“We will need to see further declines in the ETI before predicting if—and when—employment growth will turn negative,” said Selcuk Eren, Senior Economist at The Conference Board. He added, “We’re still in a very tight job market, especially compared to pre-pandemic conditions.”

Five of the eight labor market indicators negatively impacted the index in June: 

  • Ratio of Involuntarily Part-time to All Part-time Workers
  • Initial Claims for Unemployment Insurance
  • Percentage of Firms with Positions Not Able to Fill Right Now
  • Number of Employees Hired by the Temporary-Help Industry
  • Industrial Production

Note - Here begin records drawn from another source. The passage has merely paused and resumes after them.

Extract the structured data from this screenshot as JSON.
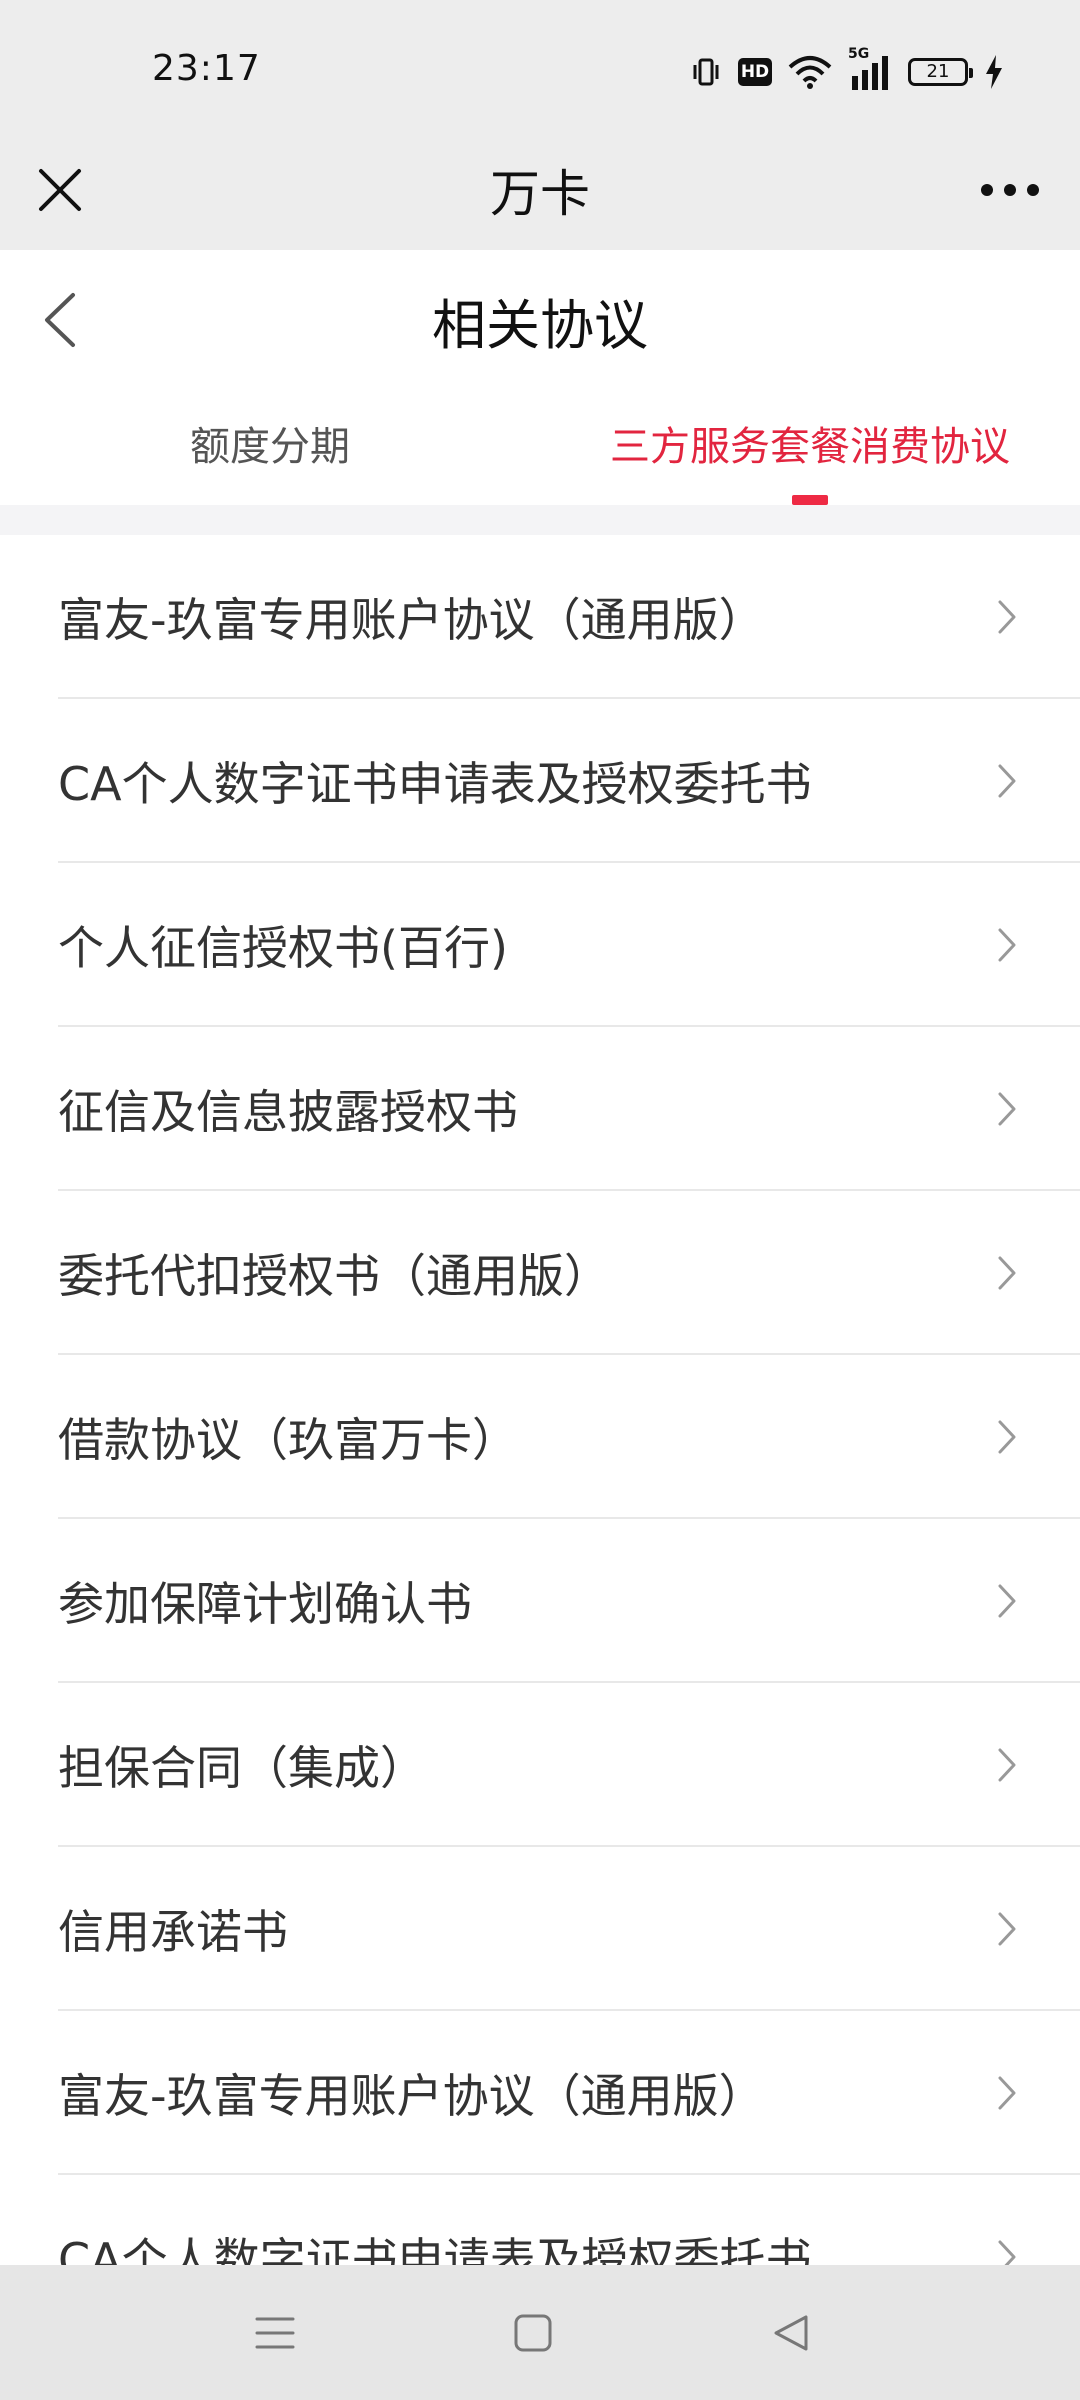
{
  "status_bar": {
    "time": "23:17",
    "hd_label": "HD",
    "network_label": "5G",
    "battery_level": "21",
    "icons": [
      "vibrate-icon",
      "hd-icon",
      "wifi-icon",
      "signal-5g-icon",
      "battery-icon",
      "charging-icon"
    ]
  },
  "mini_program": {
    "title": "万卡",
    "close_icon": "close-icon",
    "more_icon": "more-icon"
  },
  "page": {
    "title": "相关协议",
    "back_icon": "chevron-left-icon"
  },
  "tabs": [
    {
      "label": "额度分期",
      "active": false
    },
    {
      "label": "三方服务套餐消费协议",
      "active": true
    }
  ],
  "colors": {
    "accent": "#e2253f",
    "indicator": "#ee2a44",
    "header_bg": "#ededed",
    "text": "#333333"
  },
  "agreements": [
    {
      "label": "富友-玖富专用账户协议（通用版）"
    },
    {
      "label": "CA个人数字证书申请表及授权委托书"
    },
    {
      "label": "个人征信授权书(百行)"
    },
    {
      "label": "征信及信息披露授权书"
    },
    {
      "label": "委托代扣授权书（通用版）"
    },
    {
      "label": "借款协议（玖富万卡）"
    },
    {
      "label": "参加保障计划确认书"
    },
    {
      "label": "担保合同（集成）"
    },
    {
      "label": "信用承诺书"
    },
    {
      "label": "富友-玖富专用账户协议（通用版）"
    },
    {
      "label": "CA个人数字证书申请表及授权委托书"
    }
  ],
  "nav_bar": {
    "icons": [
      "menu-icon",
      "home-icon",
      "back-icon"
    ]
  }
}
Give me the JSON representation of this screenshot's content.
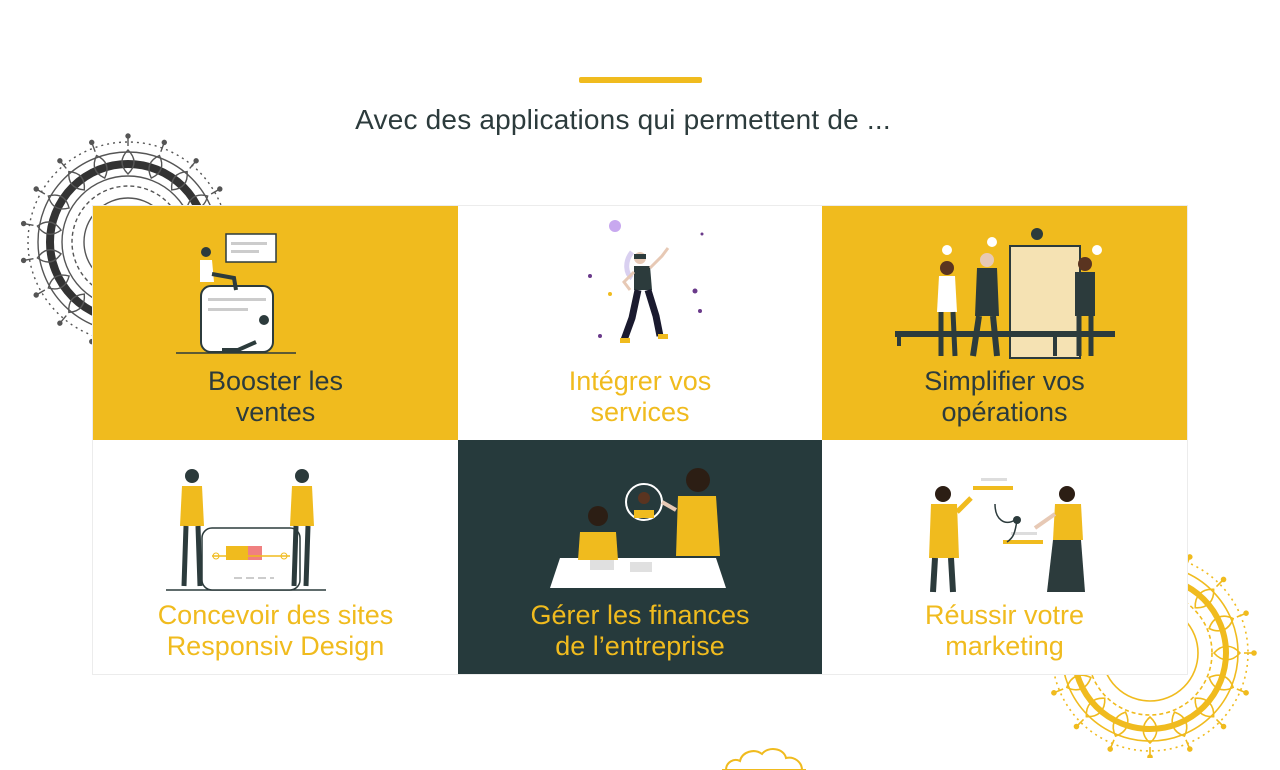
{
  "section": {
    "title": "Avec des applications qui permettent de ..."
  },
  "colors": {
    "accent": "#f0bb1e",
    "dark": "#263a3c",
    "text": "#2c3b3c",
    "white": "#ffffff"
  },
  "cards": [
    {
      "id": "booster",
      "line1": "Booster les",
      "line2": "ventes",
      "theme": "yellow",
      "illustration": "sales-illustration"
    },
    {
      "id": "integrer",
      "line1": "Intégrer vos",
      "line2": "services",
      "theme": "white",
      "illustration": "vr-dancer-illustration"
    },
    {
      "id": "simplifier",
      "line1": "Simplifier vos",
      "line2": "opérations",
      "theme": "yellow",
      "illustration": "queue-illustration"
    },
    {
      "id": "concevoir",
      "line1": "Concevoir des sites",
      "line2": "Responsiv Design",
      "theme": "white",
      "illustration": "web-design-illustration"
    },
    {
      "id": "gerer",
      "line1": "Gérer les finances",
      "line2": "de l’entreprise",
      "theme": "dark",
      "illustration": "meeting-illustration"
    },
    {
      "id": "reussir",
      "line1": "Réussir votre",
      "line2": "marketing",
      "theme": "white",
      "illustration": "marketing-illustration"
    }
  ]
}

“Among the components of the ETI, job openings have been trending downwards since the highs reached a year ago, but remain well above pre-pandemic levels,” Eren added. In addition, the number of temporary help employees has been decreasing since November 2022, an early indicator signaling a slowing job market.

“By the middle of next year, we forecast the unemployment rate to peak at around 4.5% and labor force participation to fall to 62.1%—compared to current levels of 3.6% and 62.6%, respectively.”